• **Assigned task**: Filter the entries for the word "Family". Copy each line that has it.

Element data from apps and pages:

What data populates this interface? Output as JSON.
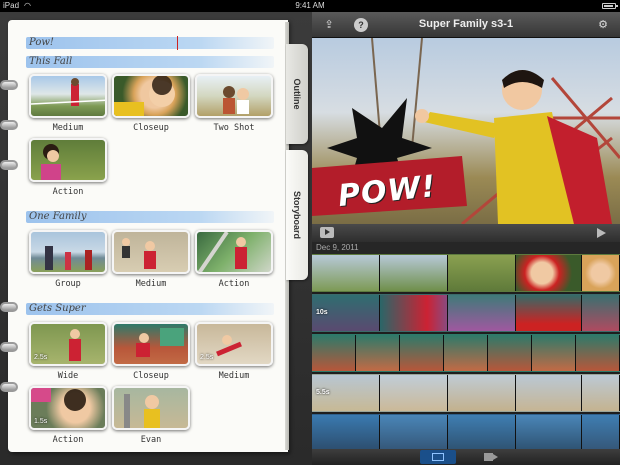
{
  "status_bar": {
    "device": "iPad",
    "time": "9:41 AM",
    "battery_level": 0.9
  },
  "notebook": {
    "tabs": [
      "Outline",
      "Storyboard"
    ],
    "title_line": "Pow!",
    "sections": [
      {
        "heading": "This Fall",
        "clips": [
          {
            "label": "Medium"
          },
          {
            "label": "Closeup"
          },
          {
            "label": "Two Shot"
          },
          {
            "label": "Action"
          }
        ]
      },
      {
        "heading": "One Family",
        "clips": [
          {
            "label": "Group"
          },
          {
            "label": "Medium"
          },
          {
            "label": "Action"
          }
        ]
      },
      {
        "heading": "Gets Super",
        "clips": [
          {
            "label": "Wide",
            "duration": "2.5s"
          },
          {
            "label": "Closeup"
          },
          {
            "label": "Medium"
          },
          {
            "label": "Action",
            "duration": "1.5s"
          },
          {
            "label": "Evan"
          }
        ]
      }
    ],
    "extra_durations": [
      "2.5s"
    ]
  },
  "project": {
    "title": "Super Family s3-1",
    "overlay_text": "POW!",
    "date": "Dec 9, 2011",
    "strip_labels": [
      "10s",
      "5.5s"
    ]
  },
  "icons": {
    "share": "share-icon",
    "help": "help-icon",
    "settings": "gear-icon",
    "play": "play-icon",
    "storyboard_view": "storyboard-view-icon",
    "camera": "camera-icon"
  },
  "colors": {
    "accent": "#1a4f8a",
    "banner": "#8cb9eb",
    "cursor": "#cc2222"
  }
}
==
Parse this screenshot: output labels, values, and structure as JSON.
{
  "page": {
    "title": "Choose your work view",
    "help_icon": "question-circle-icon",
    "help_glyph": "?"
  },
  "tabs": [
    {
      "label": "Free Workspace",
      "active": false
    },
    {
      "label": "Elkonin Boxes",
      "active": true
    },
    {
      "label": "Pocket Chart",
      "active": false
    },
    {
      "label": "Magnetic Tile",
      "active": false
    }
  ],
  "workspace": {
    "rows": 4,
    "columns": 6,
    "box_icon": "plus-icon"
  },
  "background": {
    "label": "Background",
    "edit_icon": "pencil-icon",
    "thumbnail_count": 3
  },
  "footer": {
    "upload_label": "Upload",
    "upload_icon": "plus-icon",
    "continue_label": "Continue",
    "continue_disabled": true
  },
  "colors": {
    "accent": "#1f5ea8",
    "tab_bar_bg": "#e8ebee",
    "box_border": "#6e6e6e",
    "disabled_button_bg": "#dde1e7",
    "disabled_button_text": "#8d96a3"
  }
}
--
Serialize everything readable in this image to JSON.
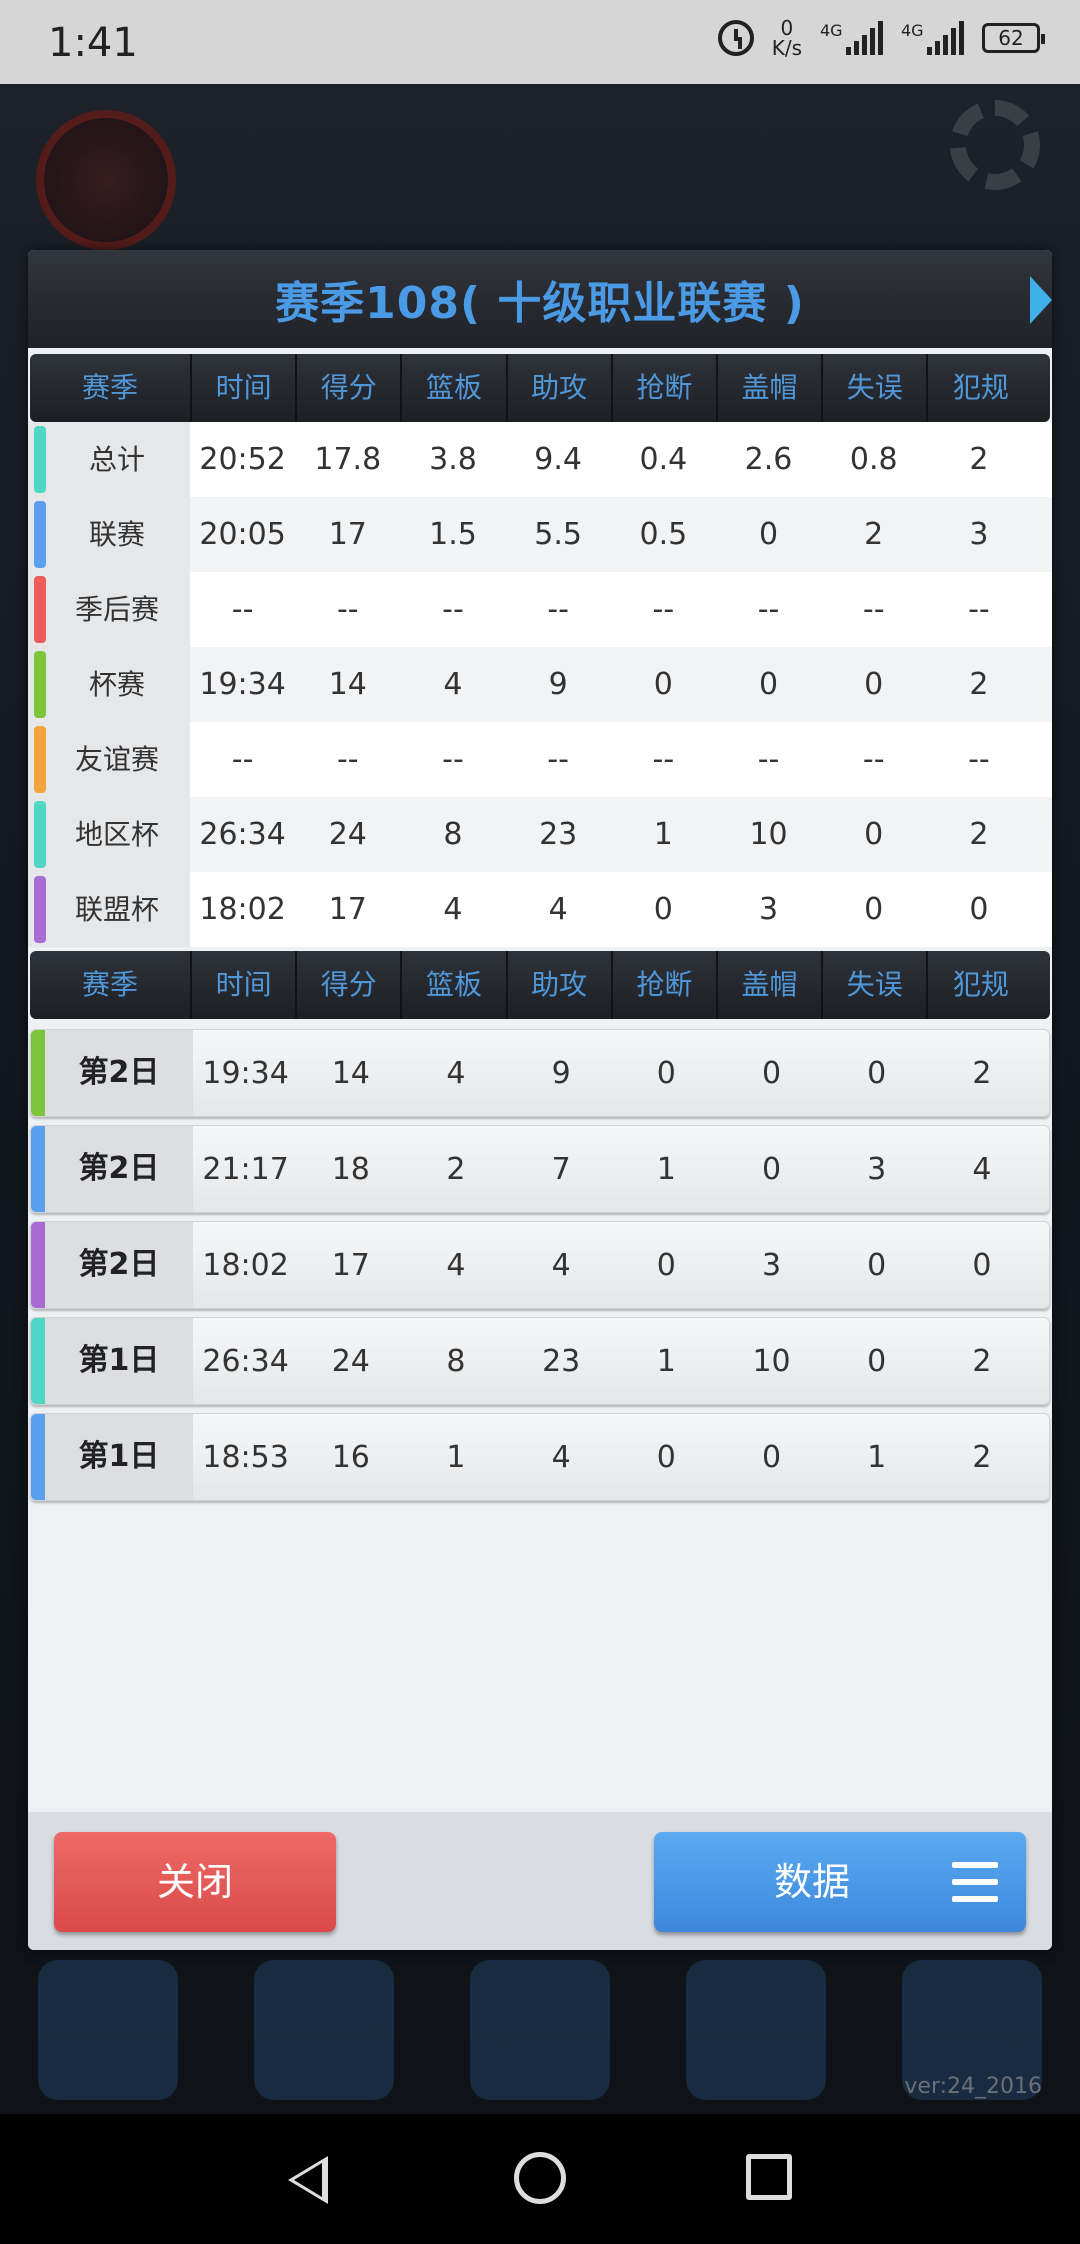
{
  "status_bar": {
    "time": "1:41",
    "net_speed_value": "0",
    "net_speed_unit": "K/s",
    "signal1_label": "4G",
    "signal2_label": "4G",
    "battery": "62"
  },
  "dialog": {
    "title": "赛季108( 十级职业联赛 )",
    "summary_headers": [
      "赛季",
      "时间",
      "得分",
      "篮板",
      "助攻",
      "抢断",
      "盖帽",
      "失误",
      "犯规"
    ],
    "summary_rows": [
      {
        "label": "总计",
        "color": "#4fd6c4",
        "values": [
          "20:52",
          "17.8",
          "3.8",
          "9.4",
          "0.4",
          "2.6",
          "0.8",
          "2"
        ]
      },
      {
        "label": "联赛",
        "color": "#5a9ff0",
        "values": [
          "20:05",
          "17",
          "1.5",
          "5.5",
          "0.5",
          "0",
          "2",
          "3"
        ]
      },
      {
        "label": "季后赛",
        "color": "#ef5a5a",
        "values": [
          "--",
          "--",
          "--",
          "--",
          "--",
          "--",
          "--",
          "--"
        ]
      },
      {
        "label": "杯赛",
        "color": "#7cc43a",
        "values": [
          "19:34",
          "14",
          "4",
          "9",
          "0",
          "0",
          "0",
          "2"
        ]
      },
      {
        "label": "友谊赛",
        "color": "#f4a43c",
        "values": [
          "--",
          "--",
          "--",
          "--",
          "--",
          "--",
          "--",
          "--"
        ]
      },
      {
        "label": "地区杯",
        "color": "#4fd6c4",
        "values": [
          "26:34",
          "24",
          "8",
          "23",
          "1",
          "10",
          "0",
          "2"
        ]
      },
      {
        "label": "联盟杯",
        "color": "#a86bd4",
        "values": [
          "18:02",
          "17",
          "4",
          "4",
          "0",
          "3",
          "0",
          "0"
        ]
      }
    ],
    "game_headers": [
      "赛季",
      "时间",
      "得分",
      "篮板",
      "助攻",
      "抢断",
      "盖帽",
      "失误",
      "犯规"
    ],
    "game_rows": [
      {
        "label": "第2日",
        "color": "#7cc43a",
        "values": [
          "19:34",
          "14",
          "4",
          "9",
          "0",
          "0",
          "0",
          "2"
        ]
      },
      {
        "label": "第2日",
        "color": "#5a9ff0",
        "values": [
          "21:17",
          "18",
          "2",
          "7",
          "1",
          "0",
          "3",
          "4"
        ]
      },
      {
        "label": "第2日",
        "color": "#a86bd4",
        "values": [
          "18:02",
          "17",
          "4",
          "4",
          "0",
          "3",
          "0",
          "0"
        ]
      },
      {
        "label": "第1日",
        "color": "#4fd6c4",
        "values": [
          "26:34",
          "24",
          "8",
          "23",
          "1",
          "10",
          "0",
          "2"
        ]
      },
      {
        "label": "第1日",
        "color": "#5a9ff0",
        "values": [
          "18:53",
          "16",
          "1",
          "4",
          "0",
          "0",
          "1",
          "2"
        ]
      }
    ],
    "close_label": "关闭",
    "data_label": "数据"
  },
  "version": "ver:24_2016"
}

• **Exercise output**:
        "heading": "One Family",
    "title": "Super Family s3-1",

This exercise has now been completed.